When is a Sickle Bar Mower the Right Choice for your Operation?
In our effort to provide top-quality information to our customers to support them in their purchases, we want to continue our discussion of mower types. Last month’s blog/newsletter covered the pros and cons of the drum mower. This month we will examine the uses of the sickle bar mower and help you to determine if this type of mower might be the best match for your operation’s needs.
A sickle bar mower is the right choice when you need a lightweight machine for your small tractor, or when you are mowing ditch banks and other irregular terrain. Although they cannot mow at the higher speeds of drum mowers and disc mowers, they excel at cutting at angles well above and below level. Some can even cut in the vertical position, for trimming hedges!
Originally pulled by horses, the sickle bar mower was the first mechanical mower. The design is much the same today as it was then. The mower works with a reciprocating action, moving triangular blades back and forth between stationary guard fingers. Each back and forth action shears off any grass or vegetation that is between the stationary fingers. The action is the same as a set of barber’s clippers cutting hair. This type of mower can be used to cut hay as well as for other general mowing duties. The best sickle bar mowers currently being produced use a double action where the guard moves in the opposite direction from the blades. This doubles the effective blade speed, and also greatly reduces machine vibration, making it quieter, more comfortable to use, and longer lasting. An example of this type of mower is our TX59 Subcompact Sickle Bar Mower by DCM Italia.
Though a sickle bar mower’s design is a bit antiquated, its advantages are:
- Requires little horsepower. If you have a very low power tractor of 15 horsepower or less, this option will really be your only choice. Though we do carry very small drum mowers, if you have an older compact utility tractor like a Kubota 5000 or 6000 series, a sickle bar mower will be your best bet.
- Lighter weight. If your tractor is very lightweight, or has very little front weight, a sickle bar is the lightest weight hay mower and therefore your best (and safest) option.
- Angled mowing capability. If you are mowing ditch banks, sickle bars are the only hay mower style specifically designed to work well below (or above) horizontal. The DCM Italia mowers even allow you to work in the vertical position for trimming hedges or trail edges.
- Less motion=less dust. While disc and drum mowers create a vortex of moving air across the blades, sickle bars have relatively little motion. As a result, less dirt will be cast into the air and your newly cut hay.

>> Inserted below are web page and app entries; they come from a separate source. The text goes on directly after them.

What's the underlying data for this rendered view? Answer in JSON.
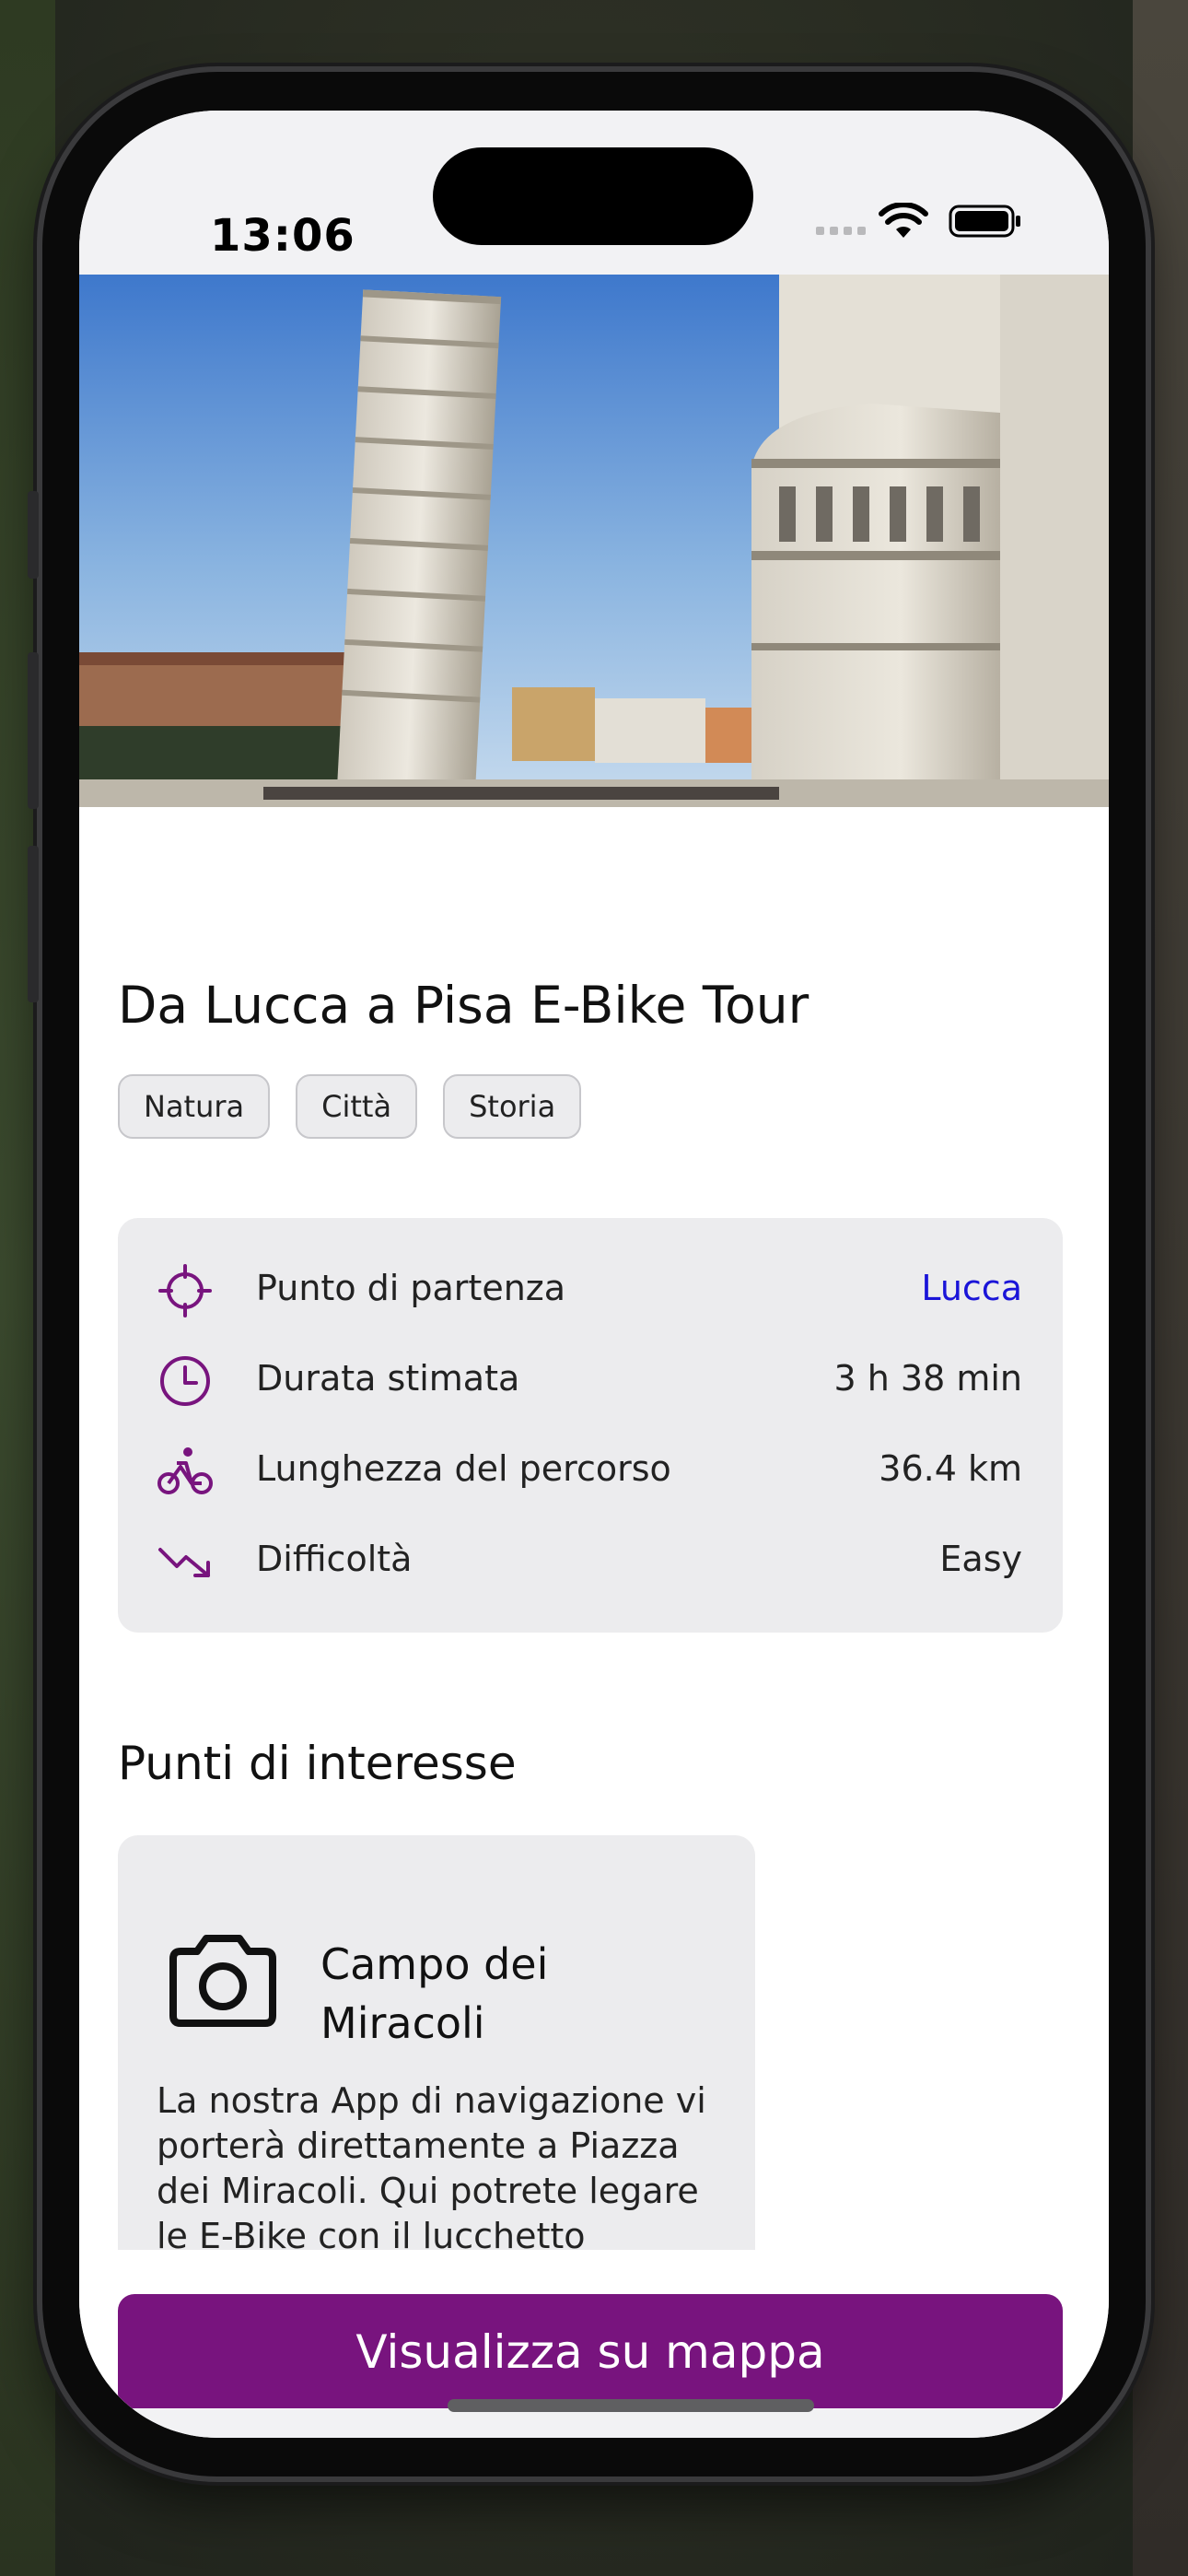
{
  "status_bar": {
    "time": "13:06"
  },
  "hero": {
    "alt": "Torre pendente di Pisa e Duomo"
  },
  "tour": {
    "title": "Da Lucca a Pisa E-Bike Tour",
    "tags": [
      "Natura",
      "Città",
      "Storia"
    ]
  },
  "info": {
    "rows": [
      {
        "icon": "crosshair-icon",
        "label": "Punto di partenza",
        "value": "Lucca",
        "is_link": true
      },
      {
        "icon": "clock-icon",
        "label": "Durata stimata",
        "value": "3 h 38 min",
        "is_link": false
      },
      {
        "icon": "bike-icon",
        "label": "Lunghezza del percorso",
        "value": "36.4 km",
        "is_link": false
      },
      {
        "icon": "trend-down-icon",
        "label": "Difficoltà",
        "value": "Easy",
        "is_link": false
      }
    ]
  },
  "poi_section": {
    "title": "Punti di interesse",
    "items": [
      {
        "icon": "camera-icon",
        "name": "Campo dei Miracoli",
        "description": "La nostra App di navigazione vi porterà direttamente a Piazza dei Miracoli. Qui potrete legare le E-Bike con il lucchetto"
      }
    ]
  },
  "actions": {
    "map_button": "Visualizza su mappa"
  },
  "colors": {
    "accent": "#78147E",
    "link": "#1A14D8",
    "card_bg": "#ECECEE"
  }
}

That being said, the disadvantages of a sickle bar mower include:
- Forward speed. A sickle bar mower’s forward speed is much slower than disc and drum mowers. They can mow a wide swath, but maximum speeds are only about half of other designs.
- Clogging. They become easily clogged when working in very dense, lodged, or already cut material. Clogging is also more of a problem when blades begin to get dull.
- Blade repair. When blades become dull, sharpening or replacing them can be time consuming and expensive.
- Repair expense. Damage due to hitting an unknown obstruction can be expensive to fix.
We at TTD know that choosing a mower can be a daunting task. There are so many choices available. Hopefully this article, along with last month’s article discussing drum mowers, has provided you with the information you need to make the most appropriate choice for your operation. Next month we’ll continue the series with a discussion of disc mowers.